The year was 1520; the Reformation had just begun 3 years earlier. Martin Luther would face the Diet of Worms in just a few months’ time. The Muslim armies from what is modern day Turkey were making their way north across Eastern Europe, nothing seemed capable of stopping them. A continent had just been discovered and sailors not only infected people in the new world with European diseases, but they also brought back to Europe new diseases. There were still outbreaks of bubonic plague that could throw whole villages into panic. In 5 years, 100,00 peasants would be killed in the Peasant Revolt in Germany. It was a tumultuous time in Europe. Some were sure it was the end of the world. If these were not the end times, then what else could they be?
A famous remark by Luther at one of his Table Talks, when a student asked him, “Dr. Luther, if you knew the world was going to end tomorrow, what would you do?”, he replied, “I would plant an apple tree.”
What was the point of that? I am not sure, but I think Luther was trying to make a point with his student. That we carry on our work as best we can despite the present circumstances.
What do WE do, when the world we live in is so very different from the world we started with 10 months ago? We plant a tree. We call our neighbor, we join the prayer chain, we roll bandages, we give our money, we donate food, we make meals, we study, we fix things, we build things, we pray, we grieve what we have lost, we go to work, we celebrate the milestones. We even make plans, with the knowledge that those plans may have to change, and then change again.
Faithfulness in these times, to me, seems downright heroic. Just to be good to one another, to me, seems valiant. Just getting the family fed, housed and clothed seems monumental. If they don’t seem that way to you, then give thanks.
Either way, I would admonish you to Celebrate the Small Victories. Take time to notice and celebrate even the minor accomplishments that in normal times we could easily overlook.

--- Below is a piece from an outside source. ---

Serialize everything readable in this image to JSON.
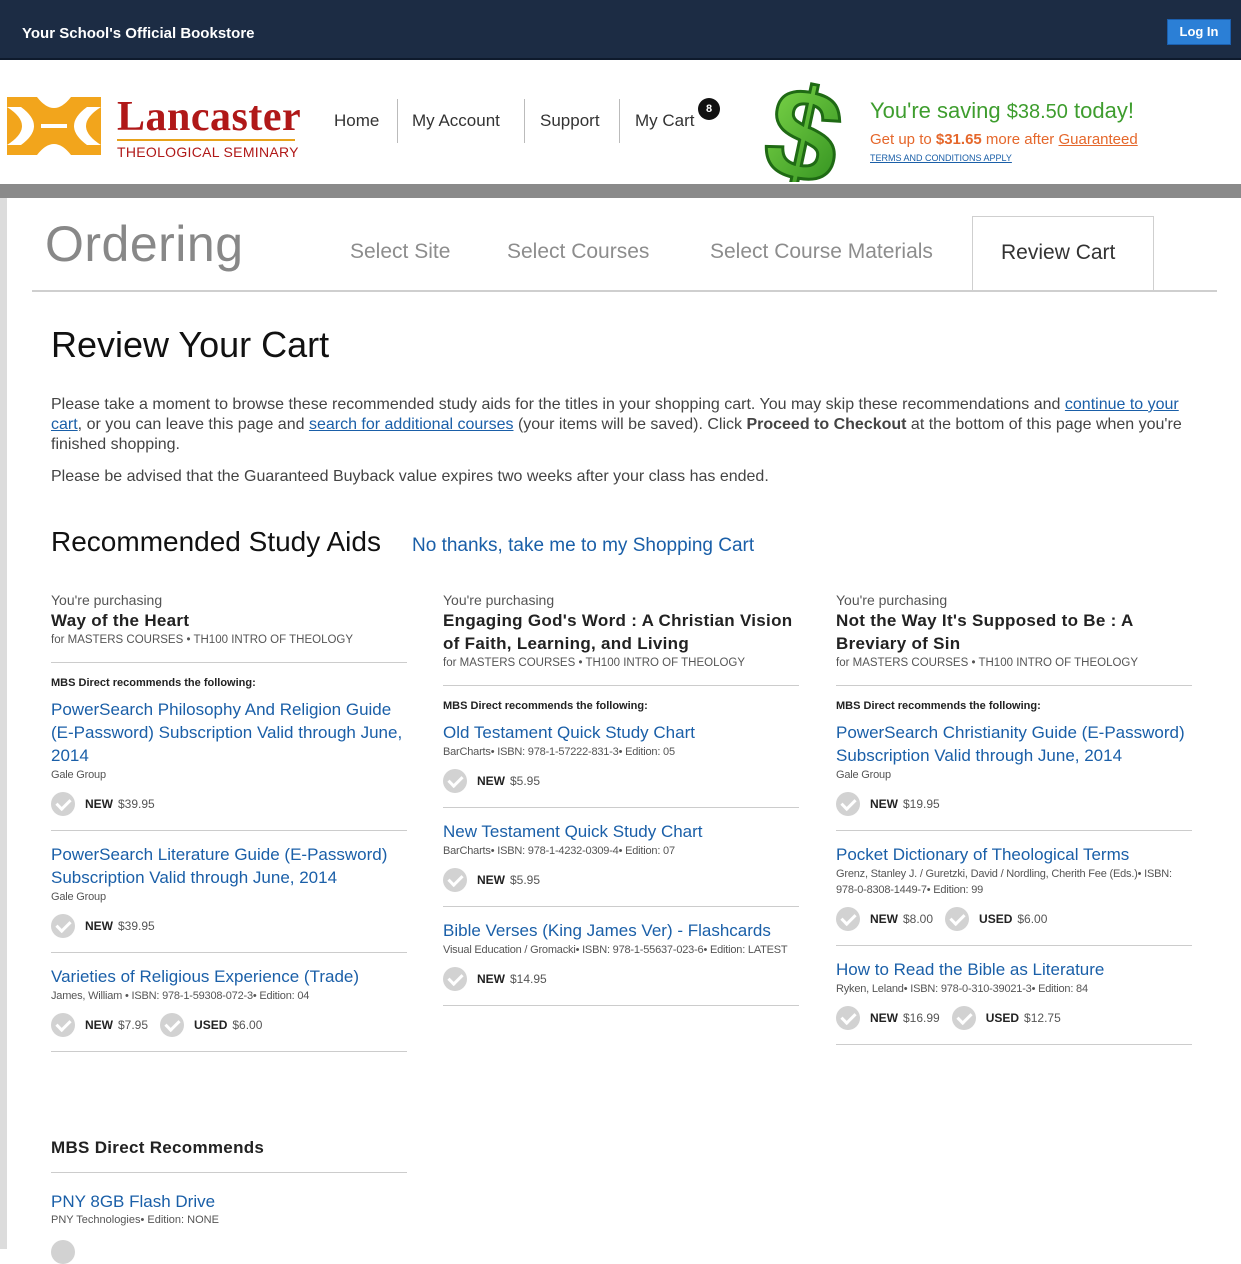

A school assignment completed, a faucet fixed, a puzzle finished, a rare friendly encounter with a cranky neighbor, a donation made, a goal met, a new healthy habit started, you get the idea. There is so much we cannot control, but there is still so much to give thanks for. Gratitude can keep us from feeling overwhelmed. And as I have written several times before: Worship is an antidote to fear. God bless you and yours as you give thanks and praise, in these strange and difficult times.
Pastor Bob Albing